Recorded data:
=-=-=
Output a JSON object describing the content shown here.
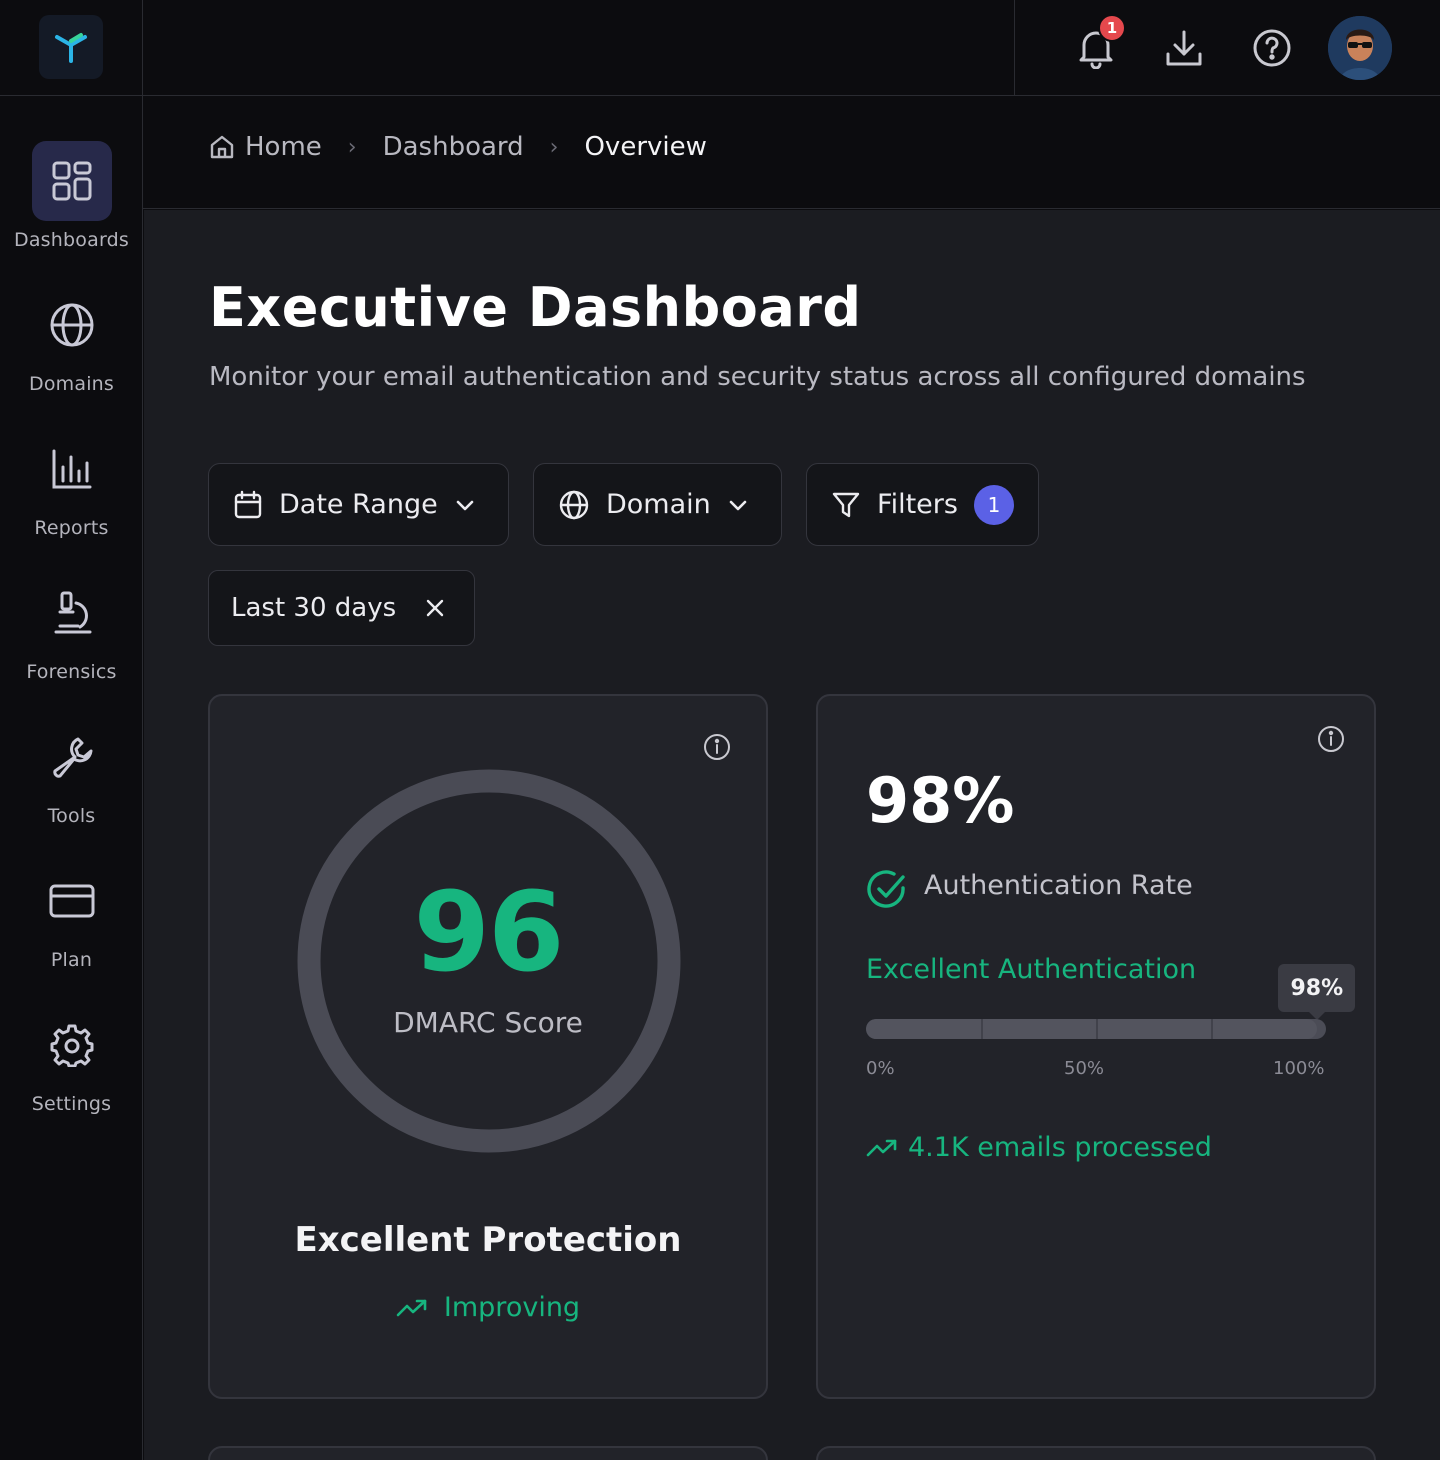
{
  "sidebar": {
    "logo_icon": "trident-logo-icon",
    "items": [
      {
        "label": "Dashboards",
        "icon": "grid-icon",
        "active": true
      },
      {
        "label": "Domains",
        "icon": "globe-icon",
        "active": false
      },
      {
        "label": "Reports",
        "icon": "bar-chart-icon",
        "active": false
      },
      {
        "label": "Forensics",
        "icon": "microscope-icon",
        "active": false
      },
      {
        "label": "Tools",
        "icon": "wrench-icon",
        "active": false
      },
      {
        "label": "Plan",
        "icon": "credit-card-icon",
        "active": false
      },
      {
        "label": "Settings",
        "icon": "gear-icon",
        "active": false
      }
    ]
  },
  "topbar": {
    "notification_count": "1",
    "icons": [
      "bell-icon",
      "download-icon",
      "help-icon",
      "avatar"
    ]
  },
  "breadcrumb": {
    "items": [
      "Home",
      "Dashboard",
      "Overview"
    ]
  },
  "page": {
    "title": "Executive Dashboard",
    "subtitle": "Monitor your email authentication and security status across all configured domains"
  },
  "filters": {
    "date_range_label": "Date Range",
    "domain_label": "Domain",
    "filters_label": "Filters",
    "filters_count": "1",
    "active_chip": "Last 30 days"
  },
  "score_card": {
    "score": "96",
    "score_value": 96,
    "score_label": "DMARC Score",
    "protection": "Excellent Protection",
    "trend": "Improving"
  },
  "auth_card": {
    "rate": "98%",
    "rate_label": "Authentication Rate",
    "status": "Excellent Authentication",
    "tooltip": "98%",
    "rate_value": 0.98,
    "axis": [
      "0%",
      "50%",
      "100%"
    ],
    "emails": "4.1K emails processed"
  },
  "colors": {
    "accent_green": "#17b57f",
    "badge_red": "#e5484d",
    "badge_purple": "#5b61e6",
    "active_nav": "#27294a"
  }
}
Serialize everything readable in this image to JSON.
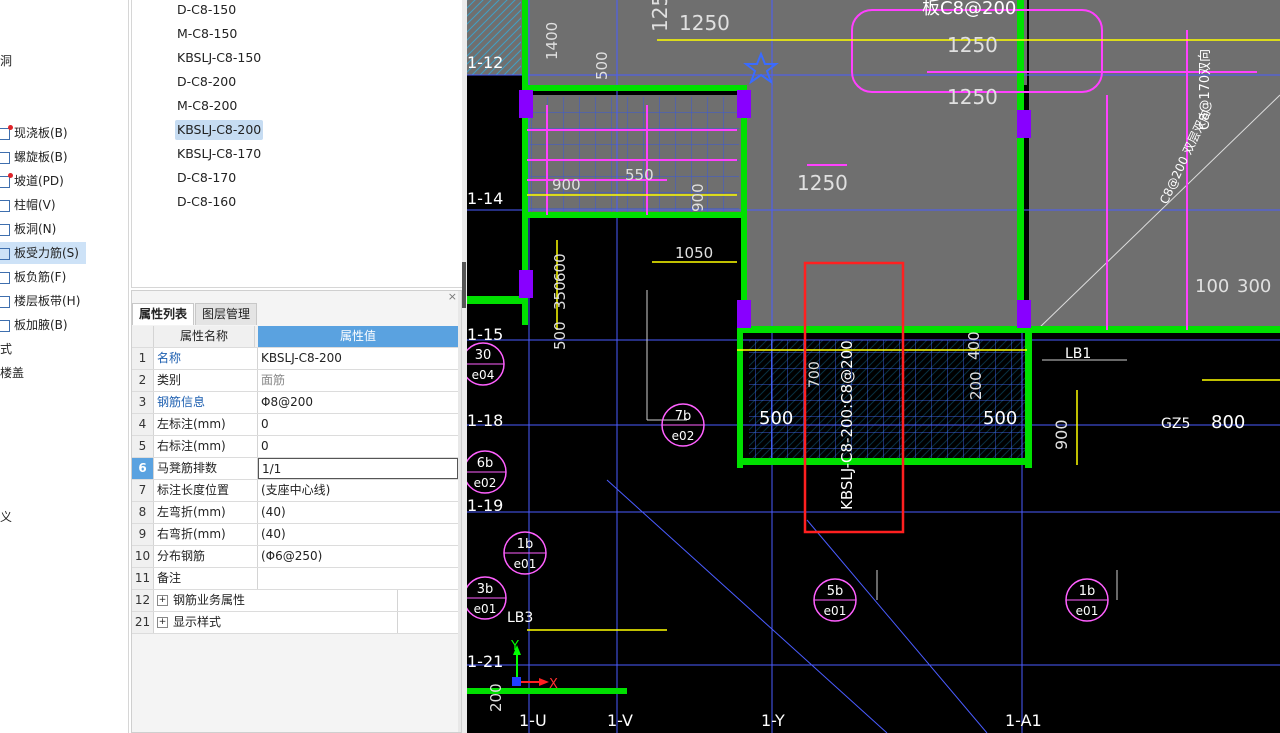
{
  "nav": {
    "items": [
      {
        "label": "洞",
        "badge": false
      },
      {
        "label": "现浇板(B)",
        "badge": true
      },
      {
        "label": "螺旋板(B)",
        "badge": false
      },
      {
        "label": "坡道(PD)",
        "badge": true
      },
      {
        "label": "柱帽(V)",
        "badge": false
      },
      {
        "label": "板洞(N)",
        "badge": false
      },
      {
        "label": "板受力筋(S)",
        "badge": false,
        "selected": true
      },
      {
        "label": "板负筋(F)",
        "badge": false
      },
      {
        "label": "楼层板带(H)",
        "badge": false
      },
      {
        "label": "板加腋(B)",
        "badge": false
      },
      {
        "label": "式",
        "badge": false
      },
      {
        "label": "楼盖",
        "badge": false
      },
      {
        "label": "义",
        "badge": false
      }
    ]
  },
  "components": {
    "items": [
      "D-C8-150",
      "M-C8-150",
      "KBSLJ-C8-150",
      "D-C8-200",
      "M-C8-200",
      "KBSLJ-C8-200",
      "KBSLJ-C8-170",
      "D-C8-170",
      "D-C8-160"
    ],
    "selected_index": 5
  },
  "panel": {
    "close": "×",
    "tabs": [
      "属性列表",
      "图层管理"
    ],
    "header": {
      "name": "属性名称",
      "value": "属性值"
    },
    "rows": [
      {
        "num": "1",
        "name": "名称",
        "value": "KBSLJ-C8-200",
        "blue": true
      },
      {
        "num": "2",
        "name": "类别",
        "value": "面筋",
        "grey": true
      },
      {
        "num": "3",
        "name": "钢筋信息",
        "value": "Φ8@200",
        "blue": true
      },
      {
        "num": "4",
        "name": "左标注(mm)",
        "value": "0"
      },
      {
        "num": "5",
        "name": "右标注(mm)",
        "value": "0"
      },
      {
        "num": "6",
        "name": "马凳筋排数",
        "value": "1/1",
        "selected": true
      },
      {
        "num": "7",
        "name": "标注长度位置",
        "value": "(支座中心线)"
      },
      {
        "num": "8",
        "name": "左弯折(mm)",
        "value": "(40)"
      },
      {
        "num": "9",
        "name": "右弯折(mm)",
        "value": "(40)"
      },
      {
        "num": "10",
        "name": "分布钢筋",
        "value": "(Φ6@250)"
      },
      {
        "num": "11",
        "name": "备注",
        "value": ""
      },
      {
        "num": "12",
        "name": "钢筋业务属性",
        "value": "",
        "expand": true
      },
      {
        "num": "21",
        "name": "显示样式",
        "value": "",
        "expand": true
      }
    ]
  },
  "cad": {
    "axes": [
      "1-12",
      "1-14",
      "1-15",
      "1-18",
      "1-19",
      "1-21",
      "1-U",
      "1-V",
      "1-Y",
      "1-A1"
    ],
    "dims": [
      "1250",
      "1250",
      "1250",
      "1250",
      "1250",
      "1400",
      "500",
      "900",
      "550",
      "900",
      "1050",
      "600",
      "350",
      "500",
      "500",
      "500",
      "700",
      "400",
      "200",
      "900",
      "100",
      "300",
      "800",
      "200"
    ],
    "labels": [
      "板C8@200",
      "C8@170双向",
      "C8@200 双层双向",
      "KBSLJ-C8-200:C8@200",
      "LB1",
      "LB3",
      "GZ5"
    ],
    "bubbles": [
      {
        "top": "30",
        "bottom": "e04"
      },
      {
        "top": "7b",
        "bottom": "e02"
      },
      {
        "top": "6b",
        "bottom": "e02"
      },
      {
        "top": "1b",
        "bottom": "e01"
      },
      {
        "top": "3b",
        "bottom": "e01"
      },
      {
        "top": "5b",
        "bottom": "e01"
      },
      {
        "top": "1b",
        "bottom": "e01"
      }
    ],
    "ucs": {
      "x": "X",
      "y": "Y"
    },
    "colors": {
      "bg": "#000000",
      "slab": "#6f6f6f",
      "beam": "#00ff00",
      "dim": "#ffff00",
      "rebar": "#ff40ff",
      "grid": "#4060ff",
      "highlight": "#ff2020"
    }
  }
}
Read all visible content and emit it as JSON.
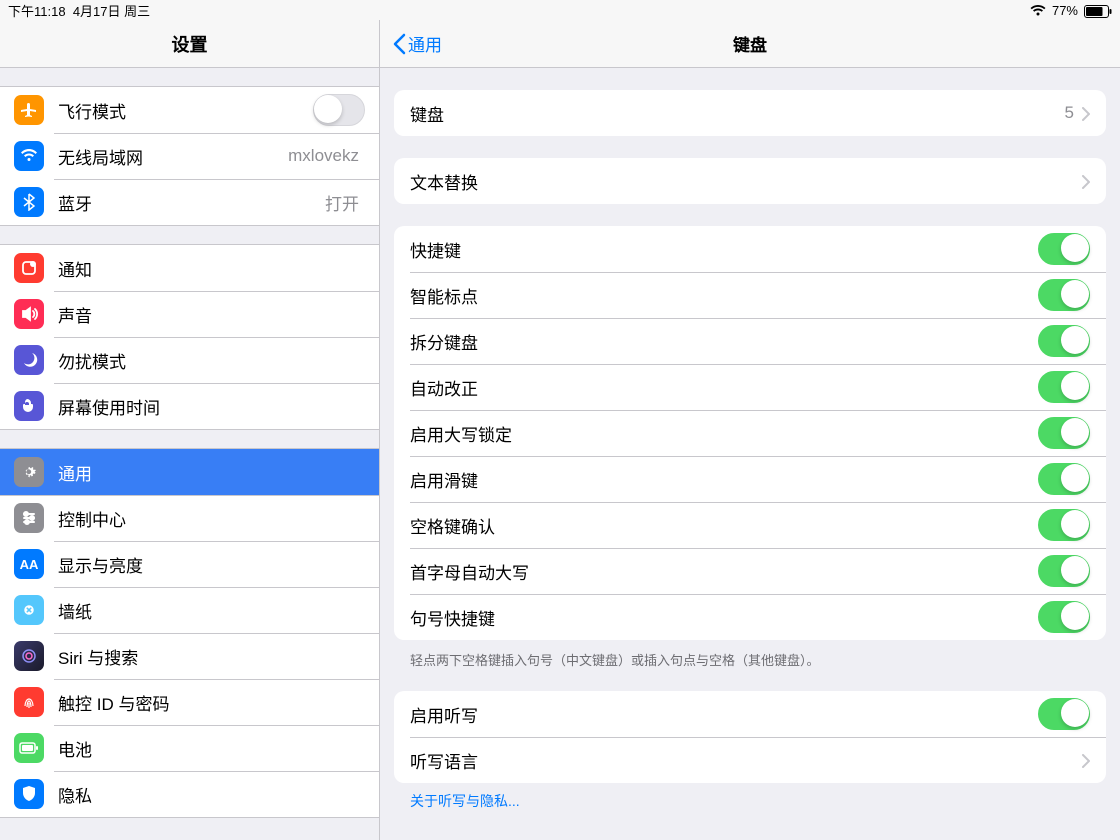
{
  "statusbar": {
    "time": "下午11:18",
    "date": "4月17日 周三",
    "battery_pct": "77%"
  },
  "sidebar": {
    "title": "设置",
    "group1": [
      {
        "icon": "airplane-icon",
        "color": "#ff9500",
        "label": "飞行模式",
        "toggle": false
      },
      {
        "icon": "wifi-icon",
        "color": "#007aff",
        "label": "无线局域网",
        "detail": "mxlovekz"
      },
      {
        "icon": "bluetooth-icon",
        "color": "#007aff",
        "label": "蓝牙",
        "detail": "打开"
      }
    ],
    "group2": [
      {
        "icon": "notifications-icon",
        "color": "#ff3b30",
        "label": "通知"
      },
      {
        "icon": "sounds-icon",
        "color": "#ff2d55",
        "label": "声音"
      },
      {
        "icon": "dnd-icon",
        "color": "#5856d6",
        "label": "勿扰模式"
      },
      {
        "icon": "screentime-icon",
        "color": "#5856d6",
        "label": "屏幕使用时间"
      }
    ],
    "group3": [
      {
        "icon": "general-icon",
        "color": "#8e8e93",
        "label": "通用",
        "selected": true
      },
      {
        "icon": "controlcenter-icon",
        "color": "#8e8e93",
        "label": "控制中心"
      },
      {
        "icon": "display-icon",
        "color": "#007aff",
        "label": "显示与亮度"
      },
      {
        "icon": "wallpaper-icon",
        "color": "#54c7fc",
        "label": "墙纸"
      },
      {
        "icon": "siri-icon",
        "color": "#000",
        "label": "Siri 与搜索"
      },
      {
        "icon": "touchid-icon",
        "color": "#ff3b30",
        "label": "触控 ID 与密码"
      },
      {
        "icon": "battery-icon",
        "color": "#4cd964",
        "label": "电池"
      },
      {
        "icon": "privacy-icon",
        "color": "#007aff",
        "label": "隐私"
      }
    ]
  },
  "main": {
    "back_label": "通用",
    "title": "键盘",
    "section1": {
      "keyboards_label": "键盘",
      "keyboards_count": "5"
    },
    "section2": {
      "text_replace_label": "文本替换"
    },
    "section3": {
      "toggles": [
        {
          "label": "快捷键",
          "on": true
        },
        {
          "label": "智能标点",
          "on": true
        },
        {
          "label": "拆分键盘",
          "on": true
        },
        {
          "label": "自动改正",
          "on": true
        },
        {
          "label": "启用大写锁定",
          "on": true
        },
        {
          "label": "启用滑键",
          "on": true
        },
        {
          "label": "空格键确认",
          "on": true
        },
        {
          "label": "首字母自动大写",
          "on": true
        },
        {
          "label": "句号快捷键",
          "on": true
        }
      ],
      "footer": "轻点两下空格键插入句号（中文键盘）或插入句点与空格（其他键盘）。"
    },
    "section4": {
      "dictation_label": "启用听写",
      "dictation_on": true,
      "dictation_lang_label": "听写语言",
      "footer_link": "关于听写与隐私..."
    }
  }
}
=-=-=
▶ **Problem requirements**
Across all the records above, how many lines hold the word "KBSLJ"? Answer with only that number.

▶ **Output**
5